Task
Lines below that include "label" are the answer; copy each one.

"""

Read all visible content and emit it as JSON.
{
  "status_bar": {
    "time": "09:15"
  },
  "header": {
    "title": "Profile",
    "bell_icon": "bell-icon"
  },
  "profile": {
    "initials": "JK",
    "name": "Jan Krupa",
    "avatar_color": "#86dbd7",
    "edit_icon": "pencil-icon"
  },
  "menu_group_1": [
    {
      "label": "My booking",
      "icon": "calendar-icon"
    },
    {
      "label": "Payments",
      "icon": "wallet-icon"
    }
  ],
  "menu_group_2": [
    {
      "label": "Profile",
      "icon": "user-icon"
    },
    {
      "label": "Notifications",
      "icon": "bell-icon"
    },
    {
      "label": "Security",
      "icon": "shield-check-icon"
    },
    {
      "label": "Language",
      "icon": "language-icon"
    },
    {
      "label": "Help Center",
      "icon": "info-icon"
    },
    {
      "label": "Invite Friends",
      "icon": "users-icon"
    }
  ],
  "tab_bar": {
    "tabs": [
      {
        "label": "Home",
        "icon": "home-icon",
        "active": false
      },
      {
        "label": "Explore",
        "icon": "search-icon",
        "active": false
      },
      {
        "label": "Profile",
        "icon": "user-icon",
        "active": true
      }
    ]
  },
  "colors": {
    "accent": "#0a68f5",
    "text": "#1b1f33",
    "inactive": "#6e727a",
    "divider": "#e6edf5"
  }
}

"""

Exercise solution
      "label": "My booking",
      "label": "Payments",
      "label": "Profile",
      "label": "Notifications",
      "label": "Security",
      "label": "Language",
      "label": "Help Center",
      "label": "Invite Friends",
        "label": "Home",
        "label": "Explore",
        "label": "Profile",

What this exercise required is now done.